- The US private sector added 132,000 new jobs in August, ADP said in its monthly hiring report.
- Economists surveyed by Bloomberg expected companies to create 200,000 payrolls.
- The report signals hiring demand started to slow through the end of summer amid waning demand.
Private-sector hiring landed below expectations in August, offering signs of a labor market slowdown amid easing demand and rising interest rates.
Private payrolls in the US rose by 132,000 through August, ADP said Wednesday in its monthly hiring report. Economists surveyed by Bloomberg held a median forecast of 200,000 new payrolls. The print also reflected a slowdown from the 270,000-payroll gain seen through July.
“This is the second consecutive month of a slowing trend we’ve seen in the news data series,” Nela Richardson, chief economist at ADP, said in a call with reporters. “These numbers suggest a shift to a more moderate pace of hiring that we expect to materialize over the course of 2022.”
The service industry counted for the bulk of the month’s job gains. Leisure and hospitality businesses added 96,000 payrolls in August, while trade, transportation, and utilities firms created 54,000 new jobs.

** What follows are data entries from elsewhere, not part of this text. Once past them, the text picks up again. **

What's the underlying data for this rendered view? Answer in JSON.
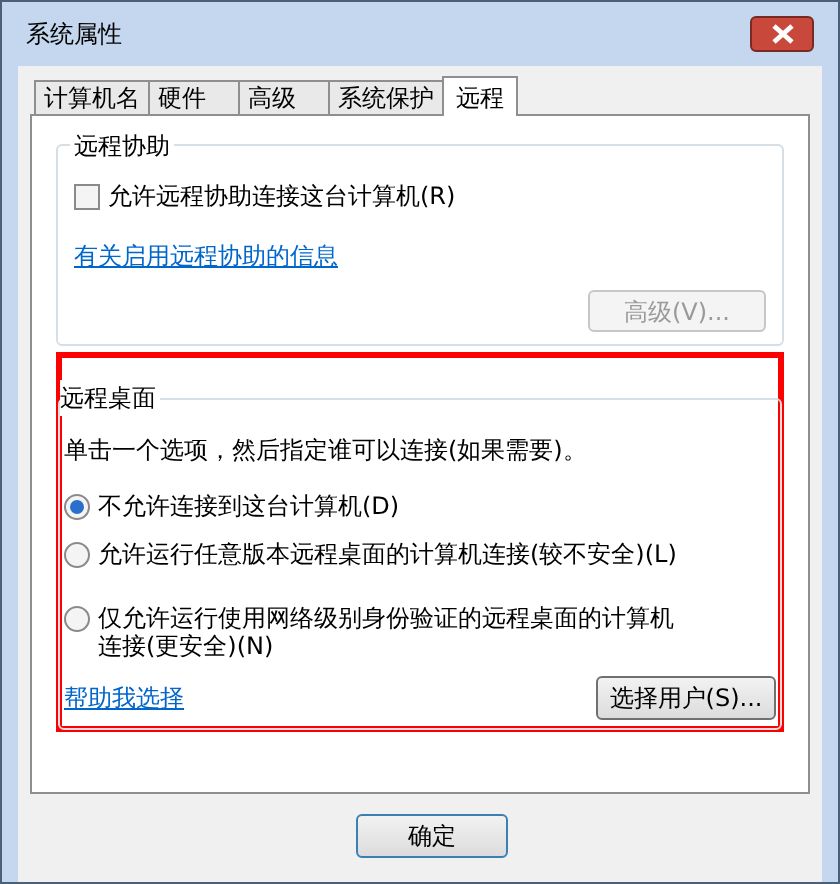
{
  "window": {
    "title": "系统属性"
  },
  "tabs": [
    {
      "label": "计算机名",
      "selected": false
    },
    {
      "label": "硬件",
      "selected": false
    },
    {
      "label": "高级",
      "selected": false
    },
    {
      "label": "系统保护",
      "selected": false
    },
    {
      "label": "远程",
      "selected": true
    }
  ],
  "remote_assistance": {
    "title": "远程协助",
    "checkbox": {
      "label": "允许远程协助连接这台计算机(R)",
      "checked": false
    },
    "link": "有关启用远程协助的信息",
    "advanced_button": {
      "label": "高级(V)...",
      "disabled": true
    }
  },
  "remote_desktop": {
    "title": "远程桌面",
    "instruction": "单击一个选项，然后指定谁可以连接(如果需要)。",
    "options": [
      {
        "label": "不允许连接到这台计算机(D)",
        "selected": true
      },
      {
        "label": "允许运行任意版本远程桌面的计算机连接(较不安全)(L)",
        "selected": false
      },
      {
        "label": "仅允许运行使用网络级别身份验证的远程桌面的计算机连接(更安全)(N)",
        "selected": false
      }
    ],
    "help_link": "帮助我选择",
    "select_users_button": "选择用户(S)..."
  },
  "buttons": [
    "确定"
  ]
}
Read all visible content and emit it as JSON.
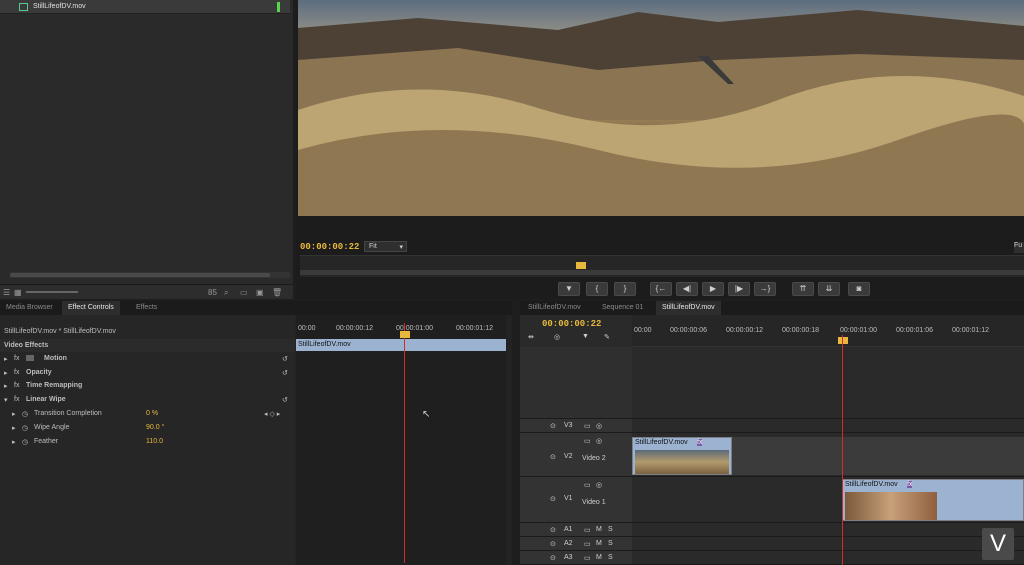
{
  "project_panel": {
    "clip_name": "StillLifeofDV.mov",
    "bottom_label": "85",
    "icons": [
      "list-view-icon",
      "icon-view-icon",
      "zoom-slider",
      "search-icon",
      "folder-icon",
      "new-item-icon",
      "trash-icon"
    ]
  },
  "program_monitor": {
    "timecode": "00:00:00:22",
    "fit": "Fit",
    "right_edge_label": "Fu",
    "transport": [
      {
        "name": "add-marker-button",
        "glyph": "▼"
      },
      {
        "name": "mark-in-button",
        "glyph": "{"
      },
      {
        "name": "mark-out-button",
        "glyph": "}"
      },
      {
        "name": "go-to-in-button",
        "glyph": "{←"
      },
      {
        "name": "step-back-button",
        "glyph": "◀|"
      },
      {
        "name": "play-button",
        "glyph": "▶"
      },
      {
        "name": "step-forward-button",
        "glyph": "|▶"
      },
      {
        "name": "go-to-out-button",
        "glyph": "→}"
      },
      {
        "name": "lift-button",
        "glyph": "⇈"
      },
      {
        "name": "extract-button",
        "glyph": "⇊"
      },
      {
        "name": "export-frame-button",
        "glyph": "◙"
      }
    ]
  },
  "effect_controls": {
    "tabs": [
      "Media Browser",
      "Effect Controls",
      "Effects"
    ],
    "source_title": "StillLifeofDV.mov * StillLifeofDV.mov",
    "section": "Video Effects",
    "rows": [
      {
        "label": "Motion",
        "fx": "fx"
      },
      {
        "label": "Opacity",
        "fx": "fx"
      },
      {
        "label": "Time Remapping",
        "fx": "fx"
      },
      {
        "label": "Linear Wipe",
        "fx": "fx"
      }
    ],
    "params": [
      {
        "label": "Transition Completion",
        "value": "0 %"
      },
      {
        "label": "Wipe Angle",
        "value": "90.0 °"
      },
      {
        "label": "Feather",
        "value": "110.0"
      }
    ],
    "mini_ruler": [
      "00:00",
      "00:00:00:12",
      "00:00:01:00",
      "00:00:01:12"
    ],
    "mini_clip": "StillLifeofDV.mov"
  },
  "timeline": {
    "tabs": [
      "StillLifeofDV.mov",
      "Sequence 01",
      "StillLifeofDV.mov"
    ],
    "timecode": "00:00:00:22",
    "ruler": [
      "00:00",
      "00:00:00:06",
      "00:00:00:12",
      "00:00:00:18",
      "00:00:01:00",
      "00:00:01:06",
      "00:00:01:12"
    ],
    "tracks": {
      "v3": "V3",
      "v2": "V2",
      "v2_name": "Video 2",
      "v1": "V1",
      "v1_name": "Video 1",
      "a1": "A1",
      "a2": "A2",
      "a3": "A3"
    },
    "v2_clip": "StillLifeofDV.mov",
    "v1_clip": "StillLifeofDV.mov",
    "v2_fx": "fx",
    "v1_fx": "fx",
    "m": "M",
    "s": "S"
  },
  "watermark": "V",
  "colors": {
    "accent": "#e7b83c",
    "playhead": "#d62b2b"
  }
}
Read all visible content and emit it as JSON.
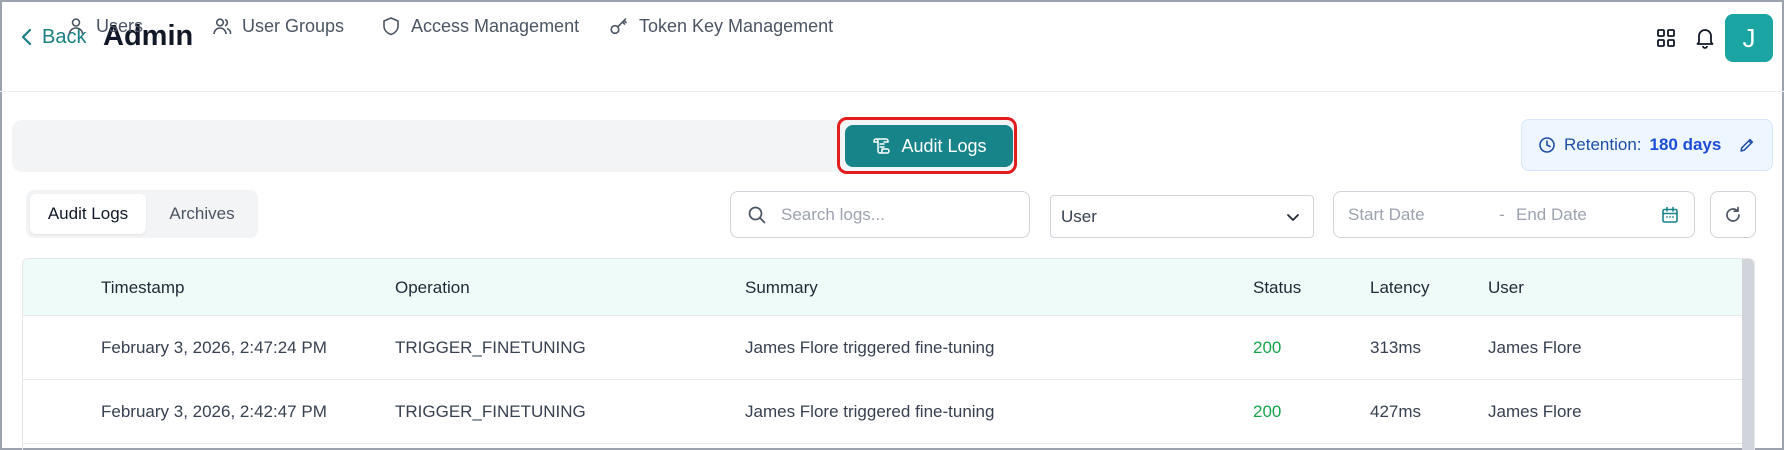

Goods-producing sectors broadly added jobs as well, but at a much more modest pace. Construction firms counted for the majority of the industry’s increase, adding 21,000 payrolls through the month. Natural resources and mining businesses took on 2,000 payrolls, and hiring was flat in the manufacturing sector.
The report is the first to come after a two-month hiatus for ADP’s monthly print. The firm revised its methodology for counting monthly job growth and now bases its findings solely on the payroll processing company’s aggregated data for more than 25 million workers.
The updated report also included a new pay measure that tracks the salaries of nearly 10 million employees. Average wages rose by 7.6% over the past 12 months, according to ADP, landing in line with monthly readings since the spring. While that nearly quadruples the 2% year-over-year growth seen in early 2021, the pace of pay gains has stagnated in recent months.
ADP’s release shows a worsening hiring backdrop across the US. Job creation has exceeded forecasts throughout the summer as demand for workers held steady. Yet there have been various signs that some Americans are cutting their spending amid elevated inflation. A prolonged downtrend in overall sales could prompt companies to rein in their hiring plans or even lay off workers.
The Federal Reserve’s plans for interest rates also stand in the way of stronger payroll growth. The central bank has been lifting borrowing costs at the fastest pace since the 1980s in a bid to slow growth and cool inflation, and recent price-growth data suggests the plan is working. But higher rates place greater pressure on companies with debt, and that too could curb job creation.
Fed Chair Jerome Powell hinted on Friday that worker demand will have to fade for inflation to ease up.
“There will very likely be some softening of labor market conditions,” he said. “These are the unfortunate costs of reducing inflation, but a failure to restore price stability would mean far greater pain,”